• _TASK DIRECTIONS_
Please copy out every line in the entries that includes the word "title".

Web page and app entries:
-- Opening Marker --
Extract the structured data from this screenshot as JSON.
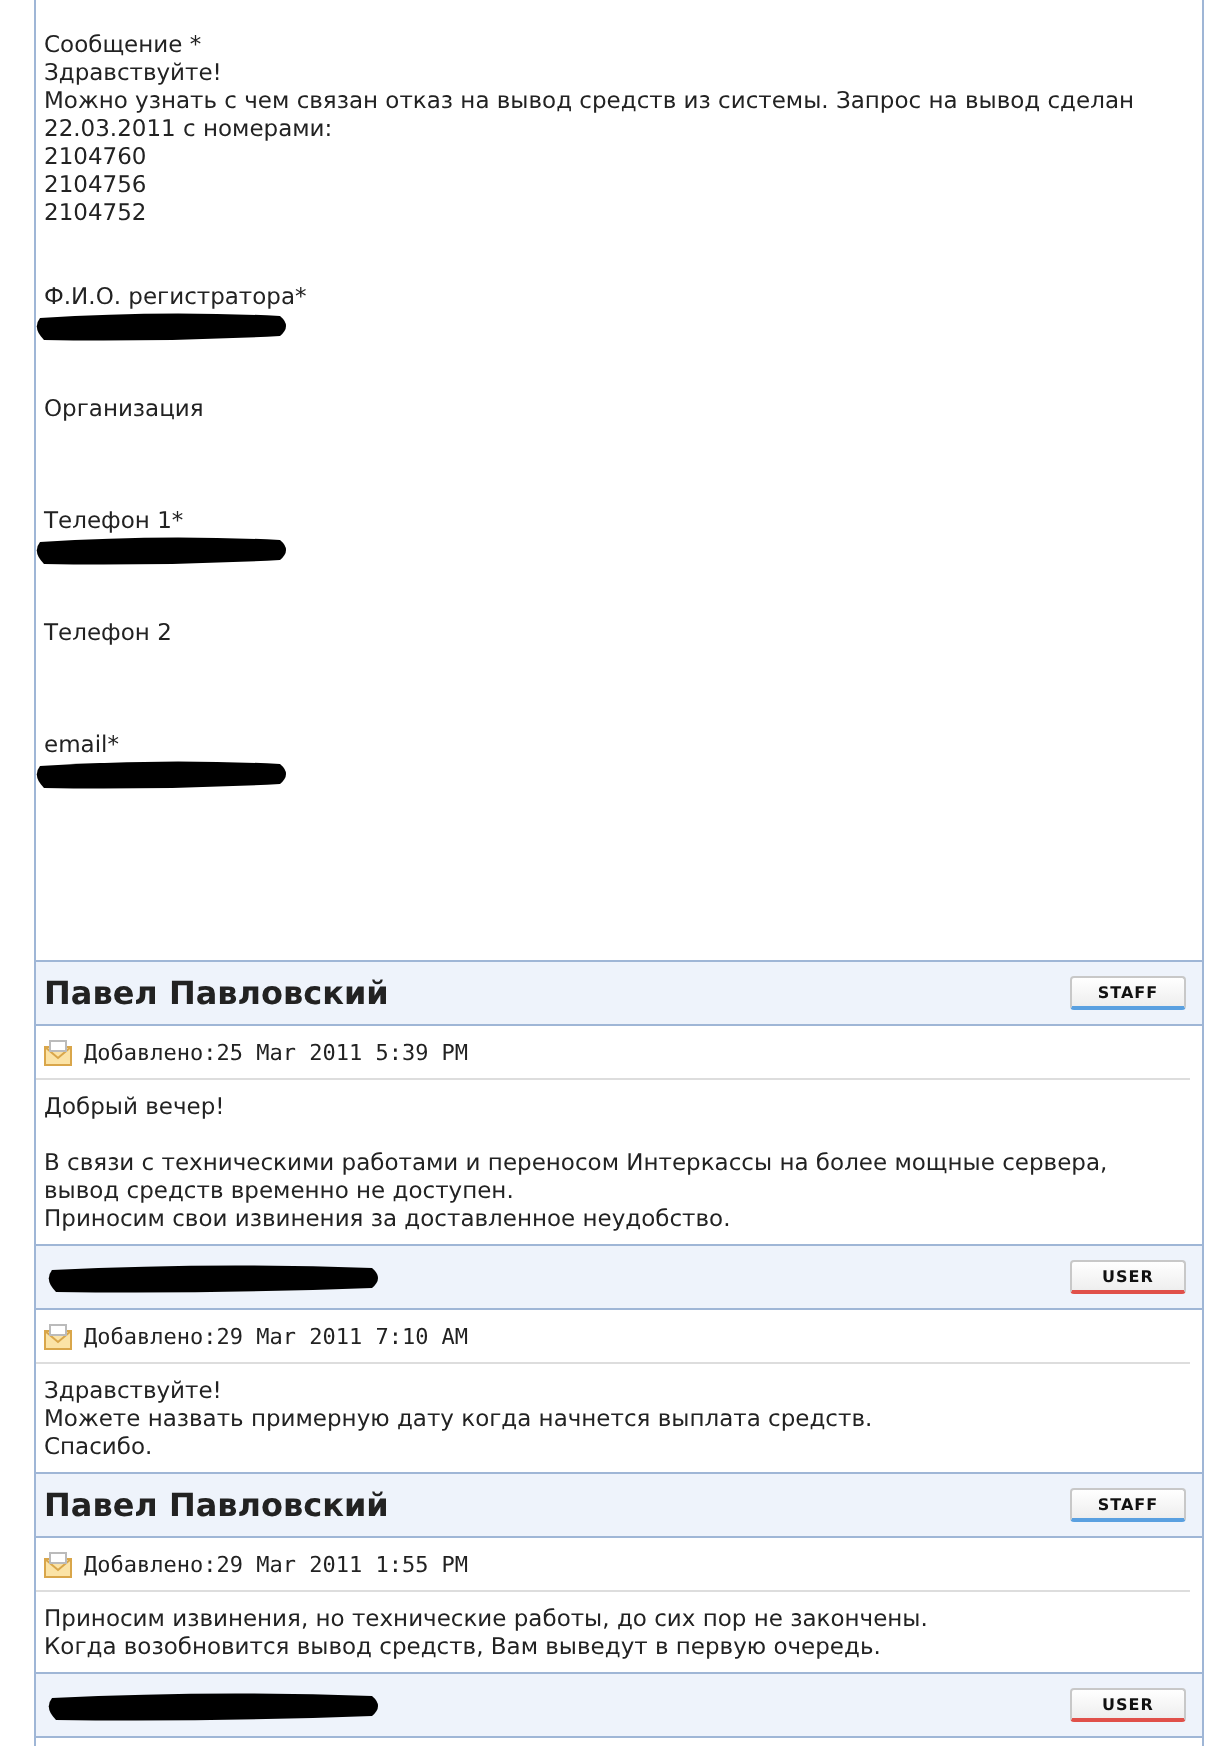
{
  "message": {
    "label": "Сообщение *",
    "text": "Здравствуйте!\nМожно узнать с чем связан отказ на вывод средств из системы. Запрос на вывод сделан\n22.03.2011 с номерами:\n2104760\n2104756\n2104752"
  },
  "fields": [
    {
      "label": "Ф.И.О. регистратора*",
      "redacted": true
    },
    {
      "label": "Организация",
      "redacted": false
    },
    {
      "label": "Телефон 1*",
      "redacted": true
    },
    {
      "label": "Телефон 2",
      "redacted": false
    },
    {
      "label": "email*",
      "redacted": true
    }
  ],
  "posts": [
    {
      "author": "Павел Павловский",
      "redacted": false,
      "kind": "staff",
      "role": "STAFF",
      "date": "Добавлено:25 Mar 2011 5:39 PM",
      "body": "Добрый вечер!\n\nВ связи с техническими работами и переносом Интеркассы на более мощные сервера,\nвывод средств временно не доступен.\nПриносим свои извинения за доставленное неудобство."
    },
    {
      "redacted": true,
      "kind": "user",
      "role": "USER",
      "date": "Добавлено:29 Mar 2011 7:10 AM",
      "body": "Здравствуйте!\nМожете назвать примерную дату когда начнется выплата средств.\nСпасибо."
    },
    {
      "author": "Павел Павловский",
      "redacted": false,
      "kind": "staff",
      "role": "STAFF",
      "date": "Добавлено:29 Mar 2011 1:55 PM",
      "body": "Приносим извинения, но технические работы, до сих пор не закончены.\nКогда возобновится вывод средств, Вам выведут в первую очередь."
    },
    {
      "redacted": true,
      "kind": "user",
      "role": "USER"
    }
  ]
}
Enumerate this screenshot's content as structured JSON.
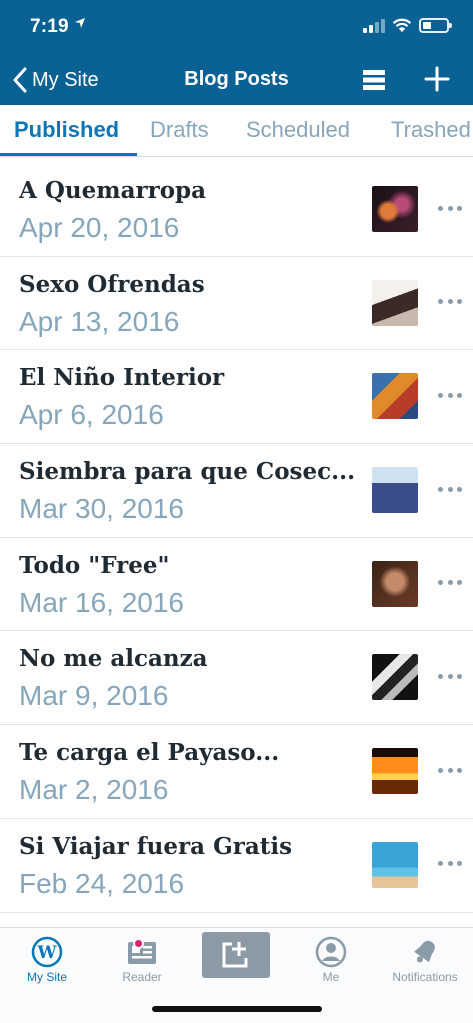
{
  "status_bar": {
    "time": "7:19",
    "battery_level": 0.35
  },
  "nav": {
    "back_label": "My Site",
    "title": "Blog Posts",
    "list_icon": "list-view-icon",
    "add_icon": "plus-icon"
  },
  "tabs": [
    {
      "label": "Published",
      "active": true
    },
    {
      "label": "Drafts",
      "active": false
    },
    {
      "label": "Scheduled",
      "active": false
    },
    {
      "label": "Trashed",
      "active": false
    }
  ],
  "posts": [
    {
      "title": "A Quemarropa",
      "date": "Apr 20, 2016"
    },
    {
      "title": "Sexo Ofrendas",
      "date": "Apr 13, 2016"
    },
    {
      "title": "El Niño Interior",
      "date": "Apr 6, 2016"
    },
    {
      "title": "Siembra para que Cosec...",
      "date": "Mar 30, 2016"
    },
    {
      "title": "Todo \"Free\"",
      "date": "Mar 16, 2016"
    },
    {
      "title": "No me alcanza",
      "date": "Mar 9, 2016"
    },
    {
      "title": "Te carga el Payaso...",
      "date": "Mar 2, 2016"
    },
    {
      "title": "Si Viajar fuera Gratis",
      "date": "Feb 24, 2016"
    }
  ],
  "bottom_tabs": [
    {
      "label": "My Site",
      "icon": "wordpress-icon",
      "active": true
    },
    {
      "label": "Reader",
      "icon": "reader-icon",
      "active": false,
      "badge": true
    },
    {
      "label": "",
      "icon": "new-post-icon",
      "active": false
    },
    {
      "label": "Me",
      "icon": "me-icon",
      "active": false
    },
    {
      "label": "Notifications",
      "icon": "bell-icon",
      "active": false
    }
  ],
  "colors": {
    "primary": "#0a6193",
    "accent": "#0a77b8",
    "muted": "#87a6bc",
    "badge": "#d8246e"
  }
}
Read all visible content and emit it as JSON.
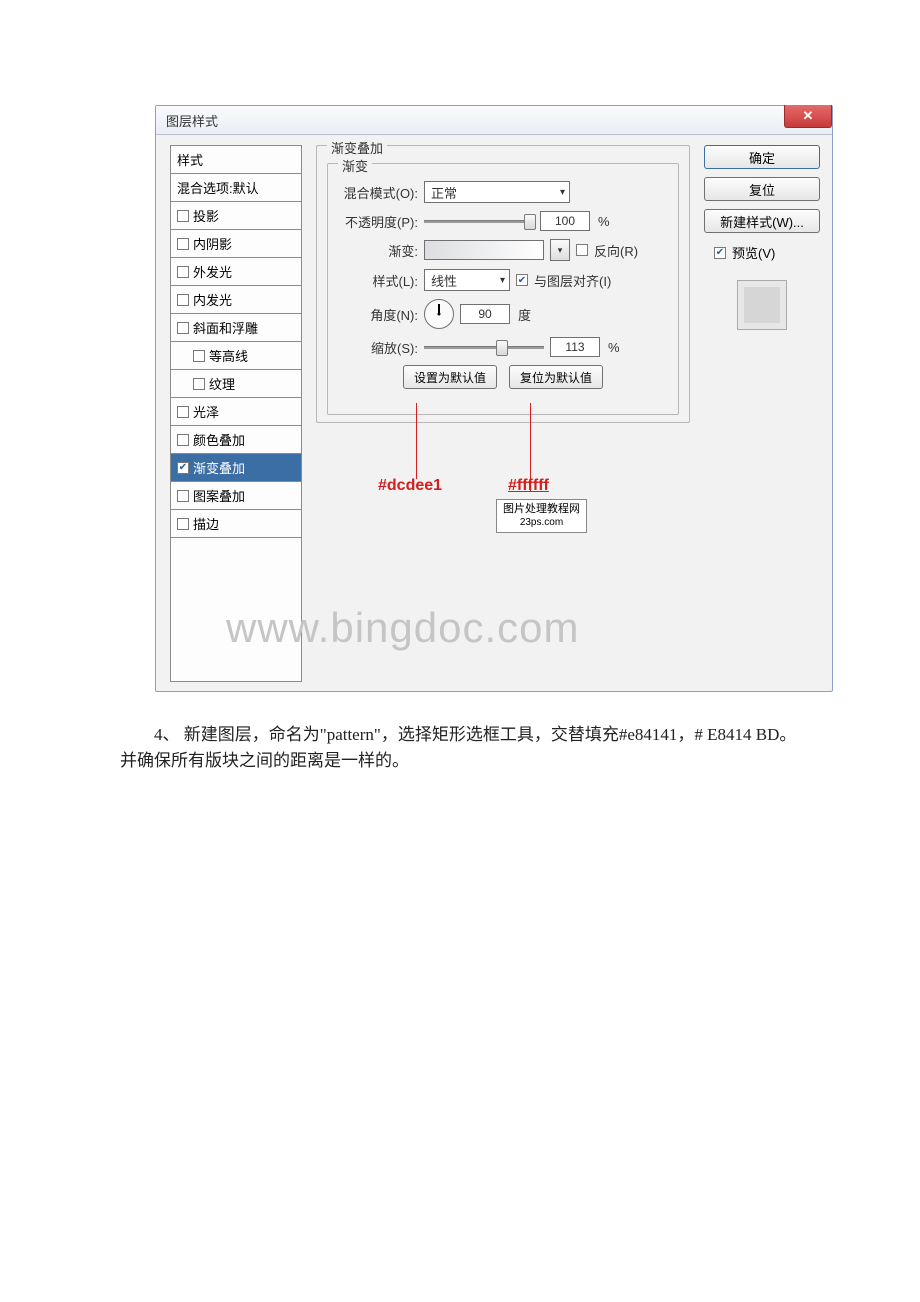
{
  "dialog": {
    "title": "图层样式",
    "close": "✕",
    "styles_list": {
      "header": "样式",
      "blending": "混合选项:默认",
      "drop_shadow": "投影",
      "inner_shadow": "内阴影",
      "outer_glow": "外发光",
      "inner_glow": "内发光",
      "bevel_emboss": "斜面和浮雕",
      "contour": "等高线",
      "texture": "纹理",
      "satin": "光泽",
      "color_overlay": "颜色叠加",
      "gradient_overlay": "渐变叠加",
      "pattern_overlay": "图案叠加",
      "stroke": "描边"
    },
    "panel": {
      "legend_outer": "渐变叠加",
      "legend_inner": "渐变",
      "blend_mode_label": "混合模式(O):",
      "blend_mode_value": "正常",
      "opacity_label": "不透明度(P):",
      "opacity_value": "100",
      "percent": "%",
      "gradient_label": "渐变:",
      "reverse_label": "反向(R)",
      "style_label": "样式(L):",
      "style_value": "线性",
      "align_label": "与图层对齐(I)",
      "angle_label": "角度(N):",
      "angle_value": "90",
      "angle_unit": "度",
      "scale_label": "缩放(S):",
      "scale_value": "113",
      "set_default": "设置为默认值",
      "reset_default": "复位为默认值"
    },
    "right": {
      "ok": "确定",
      "cancel": "复位",
      "new_style": "新建样式(W)...",
      "preview": "预览(V)"
    }
  },
  "annotation": {
    "color1": "#dcdee1",
    "color2": "#ffffff",
    "small_watermark_line1": "图片处理教程网",
    "small_watermark_line2": "23ps.com",
    "big_watermark": "www.bingdoc.com"
  },
  "body_paragraph": "　　4、 新建图层，命名为\"pattern\"，选择矩形选框工具，交替填充#e84141，# E8414 BD。并确保所有版块之间的距离是一样的。"
}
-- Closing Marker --
• _EXERCISE RESPONSE_
    "title": "Blog Posts",
      "title": "A Quemarropa",
      "title": "Sexo Ofrendas",
      "title": "El Niño Interior",
      "title": "Siembra para que Cosec...",
      "title": "Todo \"Free\"",
      "title": "No me alcanza",
      "title": "Te carga el Payaso...",
      "title": "Si Viajar fuera Gratis",
    "title": "图层样式",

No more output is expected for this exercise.